When first asked about the oil-industry money, Porter professed surprise. “I have no knowledge of any outside effort on my behalf,” he emailed. “If it’s happening, it’s outside my ability to see or control.” Technically, of course, Porter’s correct. Independent expenditure committees, by law, are legally separate entities from the campaign committees for candidates they support. Legally, no communication or cooperation is allowed between the two. Still, I’m skeptical Porter was as in dark as he claimed. After all, Porter’s campaign manager, Sean Duffy, worked for the oil-industry-bankrolled campaign to demolish Measure P — the ill-fated, ill-considered anti-fracking initiative on the November 2014 ballot — as ground ops coordinator and communications director on the South Coast. To defeat Measure P and a host of other anti-fracking measures that year, California’s oil industry raised and spent in excess of $7 million.
Porter added that he was “puzzled” I was asking about the oil money when I didn’t show similar curiosity about the $30,000 in late campaign donations Hartmann had received from public employee unions. Fair enough. For the record, Hartmann has received $30,000 from two SEIU Locals and another $1,500 from an electricians’ union. That, for the record, is big money. In an interview with Independent reporter Kelsey Brugger, Porter vowed to reject money from “a large public service union” and from “large industry,” specifically oil. But as of this Tuesday, things changed. That’s when Porter’s campaign accepted a $25,000 donation from the Santa Barbara County Deputies Sheriffs’ Association (DSA). I didn’t ask Porter how he justified this one. Maybe because the word “service” doesn’t appear anywhere in the DSA name, the union doesn’t technically qualify as a “large public service union.” Aren’t all peace officers sworn “to defend and to serve?”
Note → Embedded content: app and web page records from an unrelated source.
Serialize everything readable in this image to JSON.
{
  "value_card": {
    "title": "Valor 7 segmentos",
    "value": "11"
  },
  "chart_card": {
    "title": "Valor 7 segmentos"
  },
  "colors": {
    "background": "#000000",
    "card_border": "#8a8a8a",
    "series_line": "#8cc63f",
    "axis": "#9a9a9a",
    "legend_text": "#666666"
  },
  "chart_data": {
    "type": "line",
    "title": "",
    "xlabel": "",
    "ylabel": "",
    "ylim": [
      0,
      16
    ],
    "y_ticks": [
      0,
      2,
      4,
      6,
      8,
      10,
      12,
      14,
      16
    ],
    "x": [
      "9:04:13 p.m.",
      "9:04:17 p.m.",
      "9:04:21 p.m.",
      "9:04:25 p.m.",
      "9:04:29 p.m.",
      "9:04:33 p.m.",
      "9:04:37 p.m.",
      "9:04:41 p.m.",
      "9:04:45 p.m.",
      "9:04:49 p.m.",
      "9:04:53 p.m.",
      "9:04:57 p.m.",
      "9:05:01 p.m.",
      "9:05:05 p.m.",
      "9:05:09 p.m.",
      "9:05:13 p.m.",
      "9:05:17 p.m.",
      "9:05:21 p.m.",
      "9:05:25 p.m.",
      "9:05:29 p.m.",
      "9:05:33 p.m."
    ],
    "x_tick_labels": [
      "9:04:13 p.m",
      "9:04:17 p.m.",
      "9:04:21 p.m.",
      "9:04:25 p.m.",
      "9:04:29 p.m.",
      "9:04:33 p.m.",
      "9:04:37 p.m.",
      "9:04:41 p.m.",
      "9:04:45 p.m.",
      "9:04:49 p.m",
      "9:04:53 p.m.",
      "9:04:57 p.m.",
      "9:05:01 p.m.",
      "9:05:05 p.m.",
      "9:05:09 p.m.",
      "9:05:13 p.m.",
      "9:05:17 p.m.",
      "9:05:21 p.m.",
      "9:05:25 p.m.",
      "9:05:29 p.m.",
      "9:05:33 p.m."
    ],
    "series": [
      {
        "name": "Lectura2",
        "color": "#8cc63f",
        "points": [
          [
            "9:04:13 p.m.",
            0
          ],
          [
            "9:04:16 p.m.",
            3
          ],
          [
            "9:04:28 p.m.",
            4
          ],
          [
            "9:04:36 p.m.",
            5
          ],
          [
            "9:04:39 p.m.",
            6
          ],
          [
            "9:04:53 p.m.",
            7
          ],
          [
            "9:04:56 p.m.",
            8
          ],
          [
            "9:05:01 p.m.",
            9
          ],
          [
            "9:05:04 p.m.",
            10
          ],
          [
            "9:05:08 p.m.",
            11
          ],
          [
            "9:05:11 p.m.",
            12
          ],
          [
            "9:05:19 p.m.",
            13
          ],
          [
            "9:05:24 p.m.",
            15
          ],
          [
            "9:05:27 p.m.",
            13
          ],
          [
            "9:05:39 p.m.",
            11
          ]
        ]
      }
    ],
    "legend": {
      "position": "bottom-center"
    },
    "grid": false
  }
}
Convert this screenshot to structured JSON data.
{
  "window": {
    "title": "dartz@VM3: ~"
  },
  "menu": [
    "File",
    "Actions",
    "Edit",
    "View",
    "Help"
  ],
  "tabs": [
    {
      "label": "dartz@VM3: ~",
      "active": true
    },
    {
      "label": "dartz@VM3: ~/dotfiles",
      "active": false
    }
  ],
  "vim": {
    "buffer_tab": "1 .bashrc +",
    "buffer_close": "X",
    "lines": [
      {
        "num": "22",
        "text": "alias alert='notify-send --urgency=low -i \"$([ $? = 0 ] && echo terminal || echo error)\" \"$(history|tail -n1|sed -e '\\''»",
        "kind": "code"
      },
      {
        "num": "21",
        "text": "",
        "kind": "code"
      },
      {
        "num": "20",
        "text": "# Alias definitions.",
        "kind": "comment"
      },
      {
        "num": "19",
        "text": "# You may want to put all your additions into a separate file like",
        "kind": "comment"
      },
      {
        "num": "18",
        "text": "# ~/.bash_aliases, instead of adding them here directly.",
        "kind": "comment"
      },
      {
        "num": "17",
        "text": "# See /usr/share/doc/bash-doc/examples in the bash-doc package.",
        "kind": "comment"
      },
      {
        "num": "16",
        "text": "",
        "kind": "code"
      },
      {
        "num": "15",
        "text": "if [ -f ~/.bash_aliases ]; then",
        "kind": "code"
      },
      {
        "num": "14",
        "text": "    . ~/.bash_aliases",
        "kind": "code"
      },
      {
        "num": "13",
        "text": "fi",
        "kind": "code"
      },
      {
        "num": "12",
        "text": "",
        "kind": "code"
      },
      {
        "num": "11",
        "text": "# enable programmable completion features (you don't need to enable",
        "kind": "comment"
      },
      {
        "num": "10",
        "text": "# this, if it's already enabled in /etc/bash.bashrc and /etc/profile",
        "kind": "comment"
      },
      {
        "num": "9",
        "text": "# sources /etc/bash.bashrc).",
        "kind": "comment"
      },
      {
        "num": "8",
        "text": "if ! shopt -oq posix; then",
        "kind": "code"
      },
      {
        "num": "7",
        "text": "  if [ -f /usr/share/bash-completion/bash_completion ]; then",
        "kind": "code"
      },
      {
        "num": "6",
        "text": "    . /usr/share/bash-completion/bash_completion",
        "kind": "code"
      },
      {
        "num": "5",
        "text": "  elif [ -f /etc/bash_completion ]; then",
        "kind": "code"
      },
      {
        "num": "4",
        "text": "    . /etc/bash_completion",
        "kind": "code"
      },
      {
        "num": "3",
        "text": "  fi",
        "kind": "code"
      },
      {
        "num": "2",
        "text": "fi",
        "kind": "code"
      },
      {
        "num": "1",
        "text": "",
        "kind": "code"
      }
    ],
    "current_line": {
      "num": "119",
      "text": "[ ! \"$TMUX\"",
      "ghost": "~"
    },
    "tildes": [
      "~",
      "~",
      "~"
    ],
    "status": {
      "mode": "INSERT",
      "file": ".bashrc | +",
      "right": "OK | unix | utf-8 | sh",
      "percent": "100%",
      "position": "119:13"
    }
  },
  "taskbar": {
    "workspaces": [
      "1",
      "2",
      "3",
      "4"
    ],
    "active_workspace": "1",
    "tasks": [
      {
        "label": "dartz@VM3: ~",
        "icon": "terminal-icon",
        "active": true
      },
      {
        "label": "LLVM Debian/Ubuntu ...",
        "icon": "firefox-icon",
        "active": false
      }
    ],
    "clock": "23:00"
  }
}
I’m sure Sherlock Holmes would have something to say. In the meantime, watch out for dogs, barking or otherwise.